In Lebanon, the largest winery is known as the Chateau Ksara. The name was derived from the word Ksar — previously a stronghold utilised during the Crusades. Originally, the Jesuits created this winery and planted their first vineyard in 1857. At first, the wine cellar was a Roman grotto or a natural cave. Then during World War I, the Jesuits expanded these grottos to develop an employment system for people similar to the WPA 12. In 1972, it was sold to private investors. However, this winery almost went out of business due to the Civil Wars and other divergences. However, in the 1990s, further investments helped this winery get back on its feet. Today, Chateau Ksara makes about 1.6 million cases on an annual basis. Their wines include seven reds, three rosés, and a fortified wine.

Chateau Kefraya

After Chateau Ksara, the second-largest winery in Lebanon is Chateau Kefraya. It was established in 1951 and sold to Walid Jublat in the 1980s. Their wines include four reds, two whites, four rosés, and a dessert wine.

Chateau Musar

Chateau Musar is the best-known winery in Lebanon, and possibly even the Middle East. This winery was a favourite of the English journalist and novelist, Auberon Waugh. Musar attained international fame at the Bristol Wine Fair of 1979.

This winery is the only Lebanese winery that is widely exported around the world. Moreover, Musar is also known for transporting grapes on the frontline during the Civil War.

Grape Varieties

Lebanese winemakers use many French varieties, including Cabernet Sauvignon, Merlot, and Rhône varietals. The more specific indigenous grapes to Lebanon—such as Obaideh and Marwah—are also present.

Currently, the wine industry exports over 50% of its production, mainly to the United Kingdom, France, and the United States.


[1]“Wine in Palestine | Heinrich-Böll-Stiftung | Palestine and Jordan.” n.d. Heinrich-Böll-Stiftung. Accessed August 29, 2022.

[2] Tubb, Jonathan (2002) People of the past: Canaanites. British Museum Press: London.

[3]“Palestinian Wine.” 2022. Wikipedia. January 8, 2022.

[4]“Syria.” n.d. Www.weinstore24.De. Accessed August 29, 2022.

[5]Wikipedia Contributors. 2022. “Château Bargylus.” Wikipedia. Wikimedia Foundation. August 8, 2022.

[6]Glenn Richard Bugh, and William L Ochsenwald. 2018. “Lebanon | People, Language, Religion, & History.” In Encyclopædia Britannica.

[7]“Lebanese Wine.” 2022. Wikipedia. June 19, 2022.
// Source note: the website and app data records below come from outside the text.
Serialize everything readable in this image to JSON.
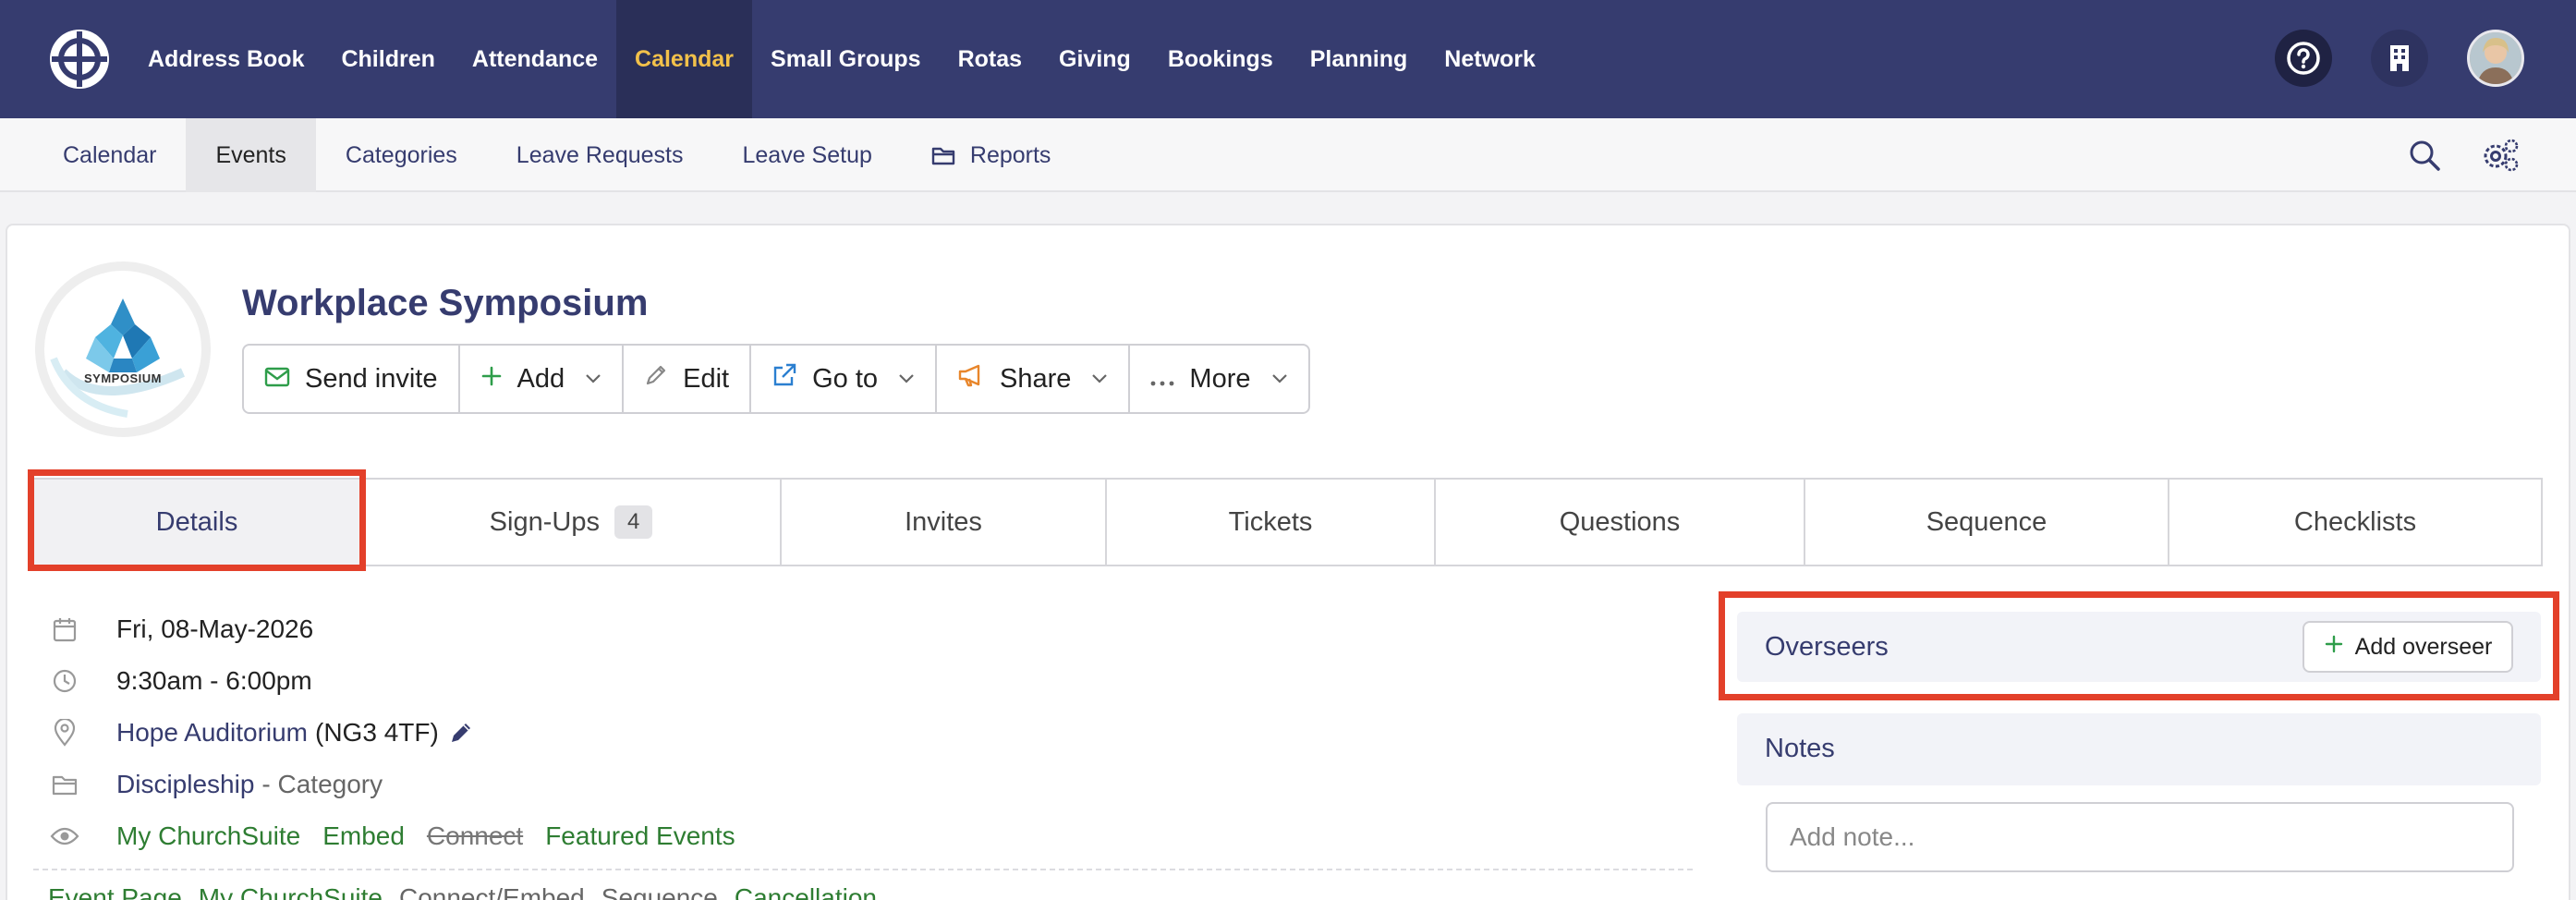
{
  "topnav": {
    "items": [
      {
        "label": "Address Book"
      },
      {
        "label": "Children"
      },
      {
        "label": "Attendance"
      },
      {
        "label": "Calendar",
        "active": true
      },
      {
        "label": "Small Groups"
      },
      {
        "label": "Rotas"
      },
      {
        "label": "Giving"
      },
      {
        "label": "Bookings"
      },
      {
        "label": "Planning"
      },
      {
        "label": "Network"
      }
    ],
    "icons": [
      "help-icon",
      "building-icon",
      "avatar"
    ]
  },
  "subnav": {
    "items": [
      {
        "label": "Calendar"
      },
      {
        "label": "Events",
        "active": true
      },
      {
        "label": "Categories"
      },
      {
        "label": "Leave Requests"
      },
      {
        "label": "Leave Setup"
      },
      {
        "label": "Reports",
        "icon": "folder-icon"
      }
    ],
    "icons": [
      "search-icon",
      "settings-icon"
    ]
  },
  "event": {
    "logo_text": "SYMPOSIUM",
    "title": "Workplace Symposium",
    "actions": [
      {
        "label": "Send invite",
        "icon": "envelope-icon"
      },
      {
        "label": "Add",
        "icon": "plus-icon",
        "dropdown": true
      },
      {
        "label": "Edit",
        "icon": "pencil-icon"
      },
      {
        "label": "Go to",
        "icon": "external-link-icon",
        "dropdown": true
      },
      {
        "label": "Share",
        "icon": "megaphone-icon",
        "dropdown": true
      },
      {
        "label": "More",
        "icon": "ellipsis-icon",
        "dropdown": true
      }
    ]
  },
  "tabs": [
    {
      "label": "Details",
      "active": true
    },
    {
      "label": "Sign-Ups",
      "count": "4"
    },
    {
      "label": "Invites"
    },
    {
      "label": "Tickets"
    },
    {
      "label": "Questions"
    },
    {
      "label": "Sequence"
    },
    {
      "label": "Checklists"
    }
  ],
  "details": {
    "date": "Fri, 08-May-2026",
    "time": "9:30am - 6:00pm",
    "location_name": "Hope Auditorium",
    "location_postcode": "(NG3 4TF)",
    "category_name": "Discipleship",
    "category_suffix": "- Category",
    "visibility": {
      "my_churchsuite": "My ChurchSuite",
      "embed": "Embed",
      "connect": "Connect",
      "featured": "Featured Events"
    },
    "bottom_links": [
      "Event Page",
      "My ChurchSuite",
      "Connect/Embed",
      "Sequence",
      "Cancellation"
    ]
  },
  "sidebar": {
    "overseers_title": "Overseers",
    "add_overseer_label": "Add overseer",
    "notes_title": "Notes",
    "note_placeholder": "Add note..."
  },
  "colors": {
    "brand_navy": "#363c6f",
    "active_nav": "#f2c14a",
    "highlight": "#e3402a",
    "link_green": "#2e7d32"
  }
}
[8]“Wine from Lebanon: History, Varietals, and Producers.” 2009. IntoWine. June 1, 2009.


Categories: Wine, Wine RegionsTags: , , By Published On: August 3, 2022Last Updated: October 11, 2022

Share This Story, Choose Your Platform!